Collaboration can involve engaging in dialogue, forming partnerships, and creating management plans that address the needs of both the ecological and economic aspects of rangeland. It can also include educational initiatives to raise awareness about the importance of rangeland conservation and promote responsible land use practices. By fostering collaboration, stakeholders can pool their expertise and resources to sustain the productivity of rangeland for future generations.
4. How does climate change impact rangeland productivity?
Climate change can have significant impacts on rangeland productivity. Rising temperatures, changes in precipitation patterns, and increased frequency of extreme weather events can affect the growth and distribution of vegetation. This, in turn, can have cascading effects on the entire ecosystem, including grazing availability for livestock and wildlife.
Furthermore, climate change can exacerbate challenges such as drought, wildfires, and the spread of invasive species. These disturbances can degrade rangeland health and reduce its productivity. It is crucial to understand and adapt to these changing conditions by implementing sustainable land management practices, promoting resilience, and reducing greenhouse gas emissions to mitigate the impacts of climate change on rangeland productivity.
5. What role does technology play in sustaining the productivity of rangeland?
Technology plays a crucial role in sustaining the productivity of rangeland. Remote sensing technologies, such as satellite imagery and drones, can provide valuable data on vegetation health, soil moisture, and land cover changes. This information allows land managers to monitor rangelands more effectively and make informed decisions about grazing management and conservation actions.

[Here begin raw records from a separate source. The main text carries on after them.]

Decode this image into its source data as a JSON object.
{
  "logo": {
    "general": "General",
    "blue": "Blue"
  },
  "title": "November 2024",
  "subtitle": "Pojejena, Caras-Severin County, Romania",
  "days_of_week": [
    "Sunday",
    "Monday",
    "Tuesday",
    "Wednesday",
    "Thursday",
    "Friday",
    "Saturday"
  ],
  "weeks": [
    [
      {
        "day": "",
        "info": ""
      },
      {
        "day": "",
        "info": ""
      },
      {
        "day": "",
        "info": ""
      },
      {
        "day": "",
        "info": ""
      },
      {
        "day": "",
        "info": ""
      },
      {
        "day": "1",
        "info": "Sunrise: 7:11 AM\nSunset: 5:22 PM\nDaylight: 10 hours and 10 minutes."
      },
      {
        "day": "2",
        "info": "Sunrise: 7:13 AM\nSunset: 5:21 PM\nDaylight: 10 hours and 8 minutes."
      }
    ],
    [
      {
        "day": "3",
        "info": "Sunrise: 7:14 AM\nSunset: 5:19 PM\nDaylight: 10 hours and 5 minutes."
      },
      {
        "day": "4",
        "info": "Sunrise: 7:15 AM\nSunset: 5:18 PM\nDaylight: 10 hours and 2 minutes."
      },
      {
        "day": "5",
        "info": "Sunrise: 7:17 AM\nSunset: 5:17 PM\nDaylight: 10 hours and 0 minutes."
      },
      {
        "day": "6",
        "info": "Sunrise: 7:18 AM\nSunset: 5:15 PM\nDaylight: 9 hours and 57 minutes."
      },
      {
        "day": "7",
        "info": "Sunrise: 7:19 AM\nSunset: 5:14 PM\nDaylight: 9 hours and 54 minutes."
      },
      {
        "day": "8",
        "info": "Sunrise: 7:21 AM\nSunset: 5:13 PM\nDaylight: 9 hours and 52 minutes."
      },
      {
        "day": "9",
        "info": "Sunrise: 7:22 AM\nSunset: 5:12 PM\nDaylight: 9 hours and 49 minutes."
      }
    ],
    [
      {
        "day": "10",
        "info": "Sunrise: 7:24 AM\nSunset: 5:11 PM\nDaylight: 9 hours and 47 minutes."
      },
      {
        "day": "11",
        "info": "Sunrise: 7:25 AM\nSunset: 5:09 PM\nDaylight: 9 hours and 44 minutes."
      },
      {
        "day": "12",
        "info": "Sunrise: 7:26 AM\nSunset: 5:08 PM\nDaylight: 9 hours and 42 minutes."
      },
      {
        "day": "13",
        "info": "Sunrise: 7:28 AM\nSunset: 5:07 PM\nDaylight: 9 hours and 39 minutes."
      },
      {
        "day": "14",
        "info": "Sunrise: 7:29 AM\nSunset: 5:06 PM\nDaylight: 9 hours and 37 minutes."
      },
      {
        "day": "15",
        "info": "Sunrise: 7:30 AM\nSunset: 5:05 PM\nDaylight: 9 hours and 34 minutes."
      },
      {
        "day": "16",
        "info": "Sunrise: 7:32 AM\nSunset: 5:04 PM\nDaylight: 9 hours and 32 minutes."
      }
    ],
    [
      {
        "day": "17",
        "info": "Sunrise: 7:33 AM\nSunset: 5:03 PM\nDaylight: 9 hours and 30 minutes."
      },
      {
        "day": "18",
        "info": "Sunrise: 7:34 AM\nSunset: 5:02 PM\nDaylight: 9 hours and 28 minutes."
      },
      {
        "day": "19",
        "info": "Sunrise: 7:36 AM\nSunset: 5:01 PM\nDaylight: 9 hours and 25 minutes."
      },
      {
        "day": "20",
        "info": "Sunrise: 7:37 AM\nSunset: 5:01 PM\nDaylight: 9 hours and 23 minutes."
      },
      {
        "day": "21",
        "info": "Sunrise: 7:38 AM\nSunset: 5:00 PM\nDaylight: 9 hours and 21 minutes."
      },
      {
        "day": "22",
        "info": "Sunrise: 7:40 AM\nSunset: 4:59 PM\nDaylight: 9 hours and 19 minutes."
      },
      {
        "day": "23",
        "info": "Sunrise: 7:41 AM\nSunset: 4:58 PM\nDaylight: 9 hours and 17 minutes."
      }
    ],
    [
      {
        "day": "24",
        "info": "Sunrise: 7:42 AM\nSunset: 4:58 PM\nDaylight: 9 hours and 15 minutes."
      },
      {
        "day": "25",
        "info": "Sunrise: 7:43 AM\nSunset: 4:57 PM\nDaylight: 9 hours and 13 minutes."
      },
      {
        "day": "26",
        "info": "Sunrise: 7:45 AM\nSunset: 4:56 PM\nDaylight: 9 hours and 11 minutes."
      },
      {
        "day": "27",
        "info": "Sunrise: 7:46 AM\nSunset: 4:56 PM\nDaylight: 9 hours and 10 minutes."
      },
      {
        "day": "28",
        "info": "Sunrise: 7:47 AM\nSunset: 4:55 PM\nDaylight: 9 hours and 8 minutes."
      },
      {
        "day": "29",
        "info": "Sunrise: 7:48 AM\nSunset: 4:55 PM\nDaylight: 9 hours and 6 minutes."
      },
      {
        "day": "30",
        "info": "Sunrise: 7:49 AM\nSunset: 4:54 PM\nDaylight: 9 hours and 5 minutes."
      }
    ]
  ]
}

Advanced tools and modeling techniques can help predict rangeland productivity under different scenarios, enabling better planning and adaptation to environmental changes. Additionally, technology can support the development of precision agriculture practices specific to rangeland, optimizing water and nutrient use and minimizing environmental impacts. By harnessing the power of technology, we can enhance our understanding of rangeland ecosystems and implement sustainable practices that ensure their long-term productivity.
To sustain rangeland productivity, it is important to manage grazing levels carefully to prevent overgrazing. This means adjusting the number of animals and rotation patterns. Additionally, rest periods should be provided to allow vegetation to recover and regrow. Landowners can also promote plant diversity by planting native grasses and managing invasive species. Lastly, monitoring the health of rangelands regularly through assessments and data collection helps to address issues timely and prevent further degradation.
By implementing sustainable grazing practices, promoting plant diversity, and monitoring rangeland health, we can ensure the productivity and longevity of these important ecosystems. It’s up to all of us to take care of our rangelands to support the health of the environment and the livelihoods of those who depend on them.